◆ **SUPPLIED MATERIAL**:
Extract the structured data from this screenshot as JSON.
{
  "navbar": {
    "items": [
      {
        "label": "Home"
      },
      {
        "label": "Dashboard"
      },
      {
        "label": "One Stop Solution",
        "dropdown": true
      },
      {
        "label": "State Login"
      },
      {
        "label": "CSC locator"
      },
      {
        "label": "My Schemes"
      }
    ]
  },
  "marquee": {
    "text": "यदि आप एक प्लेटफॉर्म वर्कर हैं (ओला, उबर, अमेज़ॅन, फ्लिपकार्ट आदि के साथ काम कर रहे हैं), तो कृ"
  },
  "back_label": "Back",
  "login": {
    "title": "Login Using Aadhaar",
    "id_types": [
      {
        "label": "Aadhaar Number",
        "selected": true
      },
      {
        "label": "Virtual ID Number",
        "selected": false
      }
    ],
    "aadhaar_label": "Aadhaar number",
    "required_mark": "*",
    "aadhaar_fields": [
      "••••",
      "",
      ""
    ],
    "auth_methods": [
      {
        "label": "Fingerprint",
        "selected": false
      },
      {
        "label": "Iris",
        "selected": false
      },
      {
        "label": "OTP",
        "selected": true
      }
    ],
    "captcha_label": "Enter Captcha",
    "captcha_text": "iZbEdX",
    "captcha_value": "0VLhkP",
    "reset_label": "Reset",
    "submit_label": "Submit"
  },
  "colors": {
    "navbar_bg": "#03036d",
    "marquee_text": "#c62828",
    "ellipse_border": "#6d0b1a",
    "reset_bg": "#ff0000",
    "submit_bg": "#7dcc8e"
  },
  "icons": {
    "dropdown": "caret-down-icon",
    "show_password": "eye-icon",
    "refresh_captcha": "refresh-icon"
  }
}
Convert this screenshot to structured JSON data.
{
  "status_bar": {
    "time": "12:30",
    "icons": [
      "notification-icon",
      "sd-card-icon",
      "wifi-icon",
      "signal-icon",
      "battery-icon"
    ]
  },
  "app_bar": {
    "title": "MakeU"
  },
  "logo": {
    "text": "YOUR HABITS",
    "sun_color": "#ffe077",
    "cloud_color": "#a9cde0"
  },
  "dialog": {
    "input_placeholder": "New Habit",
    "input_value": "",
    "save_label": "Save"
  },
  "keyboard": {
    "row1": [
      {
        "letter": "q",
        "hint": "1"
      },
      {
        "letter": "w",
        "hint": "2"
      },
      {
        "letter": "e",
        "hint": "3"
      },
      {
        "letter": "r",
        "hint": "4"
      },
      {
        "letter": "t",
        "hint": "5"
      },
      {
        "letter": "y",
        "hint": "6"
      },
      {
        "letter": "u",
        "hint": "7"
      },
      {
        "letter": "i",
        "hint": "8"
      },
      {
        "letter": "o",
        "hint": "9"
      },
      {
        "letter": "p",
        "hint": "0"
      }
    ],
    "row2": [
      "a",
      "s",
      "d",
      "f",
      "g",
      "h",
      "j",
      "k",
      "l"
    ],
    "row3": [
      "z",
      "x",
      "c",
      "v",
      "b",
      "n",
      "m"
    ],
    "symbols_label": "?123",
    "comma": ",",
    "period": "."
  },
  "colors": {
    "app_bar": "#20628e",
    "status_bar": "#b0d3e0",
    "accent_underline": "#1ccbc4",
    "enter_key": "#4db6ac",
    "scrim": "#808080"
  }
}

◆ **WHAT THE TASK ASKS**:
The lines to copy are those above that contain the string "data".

◆ **TASK ANSWER**:
Extract the structured data from this screenshot as JSON.
Convert this screenshot to structured JSON data.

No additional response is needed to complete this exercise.